Containing a crisis: One region’s response to Covid-19
When faced with a global health challenge, the Siemens Gamesa Service organization’s Northern Europe / Middle East region looked inward for solutions.
As with most sectors, the Covid-19 pandemic has critically impacted power generation as a whole. For essential workers like wind service technicians, however, stopping work was never an option. The quest to find innovative ways to keep the lights on inspired one region to pull together and collectively determine a way forward.
According to Dennis, this enviable position was only achieved because people throughout the region collaborated to overcome the barriers erected by the virus, as well as those existing within the organization itself. “The crisis has forced us to self-reflect and adopt new ways of working, including several suggested by colleagues on the front line at our wind farms,” he relates.
Ideally, this ongoing online conversation between management and workforce acts as a kind of virtuous feedback loop: managers suggest a way forward, front-line workers who feel confident that their voices will be heard suggest changes, and this feedback is reflected in the next wave of leadership directives. The process serves to unite the organization in an authentic way and generates trust as a byproduct.
The crisis has accelerated technical innovations within the region as well. “Accessibility to the turbines is not what it was before the pandemic,” admits Dennis. “We can’t send an army of experts out to the wind farms, and we have to be selective about the activities we perform on site, due to the volume of pandemic protocols.” This affects preventative maintenance in particular, which relies on product quality inspections inside the turbines, focusing on their mechanical, electrical, and hydraulic systems. Though these inspections may not be deemed critical, they are still important and require the involvement of trained specialists.
To work around Covid-imposed constraints, the region has developed a new remote inspection program. On-site technicians use cameras to provide video feeds for review by a “super inspector” located far away, who then delivers remediation steps to the technicians in real time. “This is an innovation that we’ll probably keep even after the coronavirus crisis has subsided,” Dennis says. “We can cover a lot more turbines using this approach, which allows us to ensure a higher level of service by virtually introducing Quality Technicians on site.”
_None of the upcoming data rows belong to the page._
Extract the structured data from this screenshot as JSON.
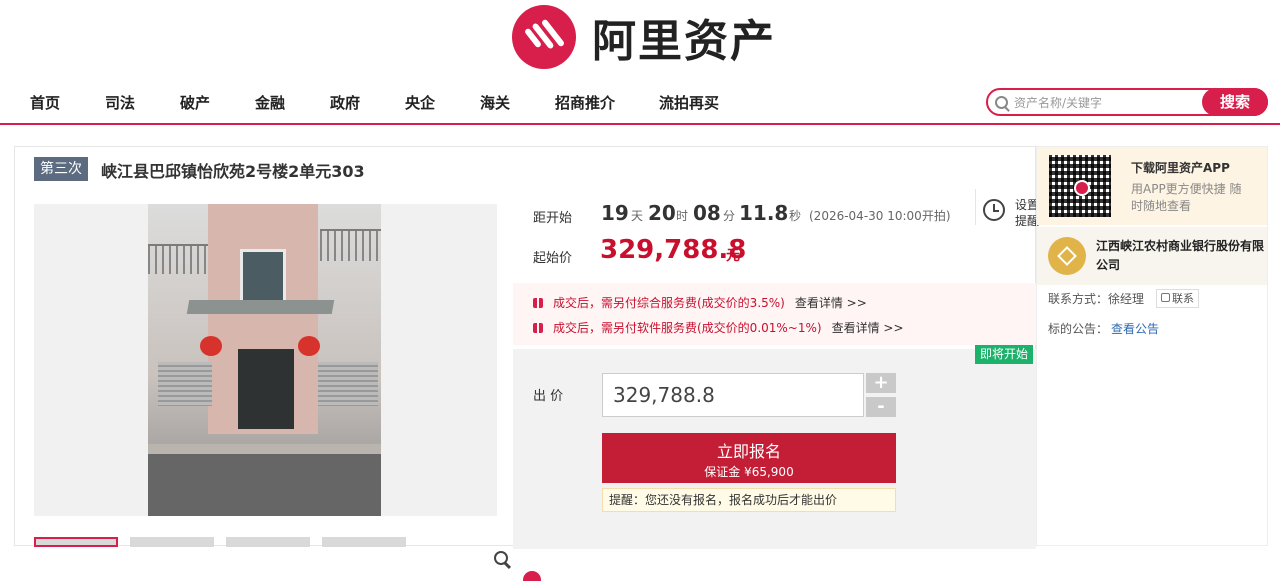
{
  "brand": {
    "name": "阿里资产",
    "accent": "#d81e4a"
  },
  "nav": {
    "items": [
      "首页",
      "司法",
      "破产",
      "金融",
      "政府",
      "央企",
      "海关",
      "招商推介",
      "流拍再买"
    ]
  },
  "search": {
    "placeholder": "资产名称/关键字",
    "button": "搜索"
  },
  "item": {
    "round": "第三次",
    "title": "峡江县巴邱镇怡欣苑2号楼2单元303"
  },
  "countdown": {
    "label": "距开始",
    "days": "19",
    "days_unit": "天",
    "hours": "20",
    "hours_unit": "时",
    "minutes": "08",
    "minutes_unit": "分",
    "seconds": "11.8",
    "seconds_unit": "秒",
    "start_note": "(2026-04-30 10:00开拍)"
  },
  "reminder": {
    "label": "设置提醒"
  },
  "price": {
    "label": "起始价",
    "value": "329,788.8",
    "unit": "元"
  },
  "fees": [
    {
      "text": "成交后，需另付综合服务费(成交价的3.5%)",
      "link": "查看详情 >>"
    },
    {
      "text": "成交后，需另付软件服务费(成交价的0.01%~1%)",
      "link": "查看详情 >>"
    }
  ],
  "bid": {
    "status": "即将开始",
    "label": "出  价",
    "value": "329,788.8",
    "plus": "+",
    "minus": "-",
    "register_label": "立即报名",
    "deposit": "保证金 ¥65,900",
    "tip": "提醒：您还没有报名，报名成功后才能出价"
  },
  "sidebar": {
    "app_title": "下载阿里资产APP",
    "app_desc": "用APP更方便快捷 随时随地查看",
    "bank_name": "江西峡江农村商业银行股份有限公司",
    "contact_label": "联系方式：徐经理",
    "contact_button": "联系",
    "notice_label": "标的公告：",
    "notice_link": "查看公告"
  }
}
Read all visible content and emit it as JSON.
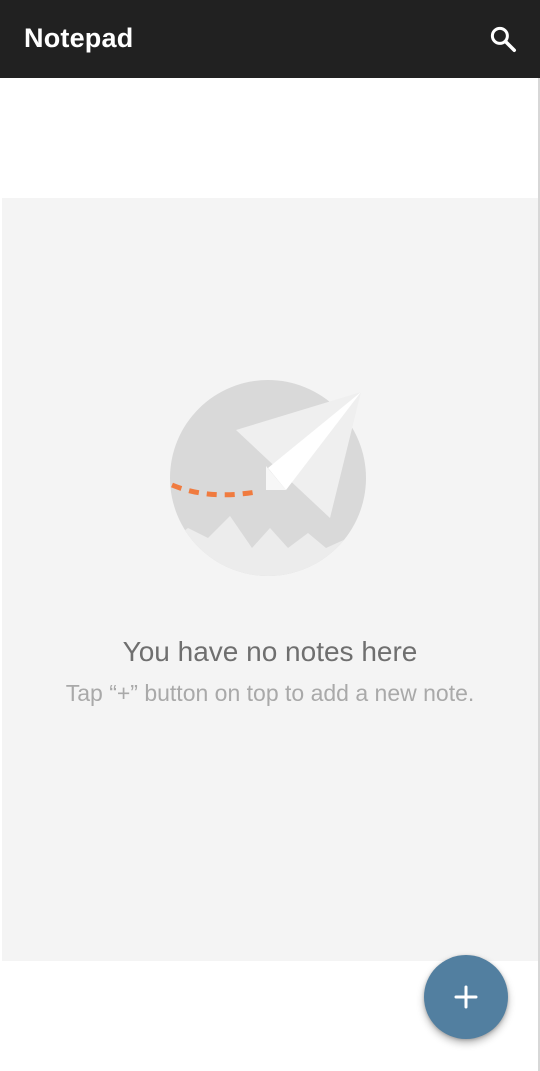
{
  "app_bar": {
    "title": "Notepad",
    "search_icon": "search-icon",
    "background": "#212121"
  },
  "empty_state": {
    "illustration": "paper-plane-icon",
    "title": "You have no notes here",
    "subtitle": "Tap “+” button on top to add a new note."
  },
  "fab": {
    "icon": "plus-icon",
    "color": "#527fa0"
  },
  "colors": {
    "accent_orange": "#f07b3f",
    "panel_background": "#f4f4f4"
  }
}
Around the globe, the public health pandemic has pushed organizations to evolve and adapt.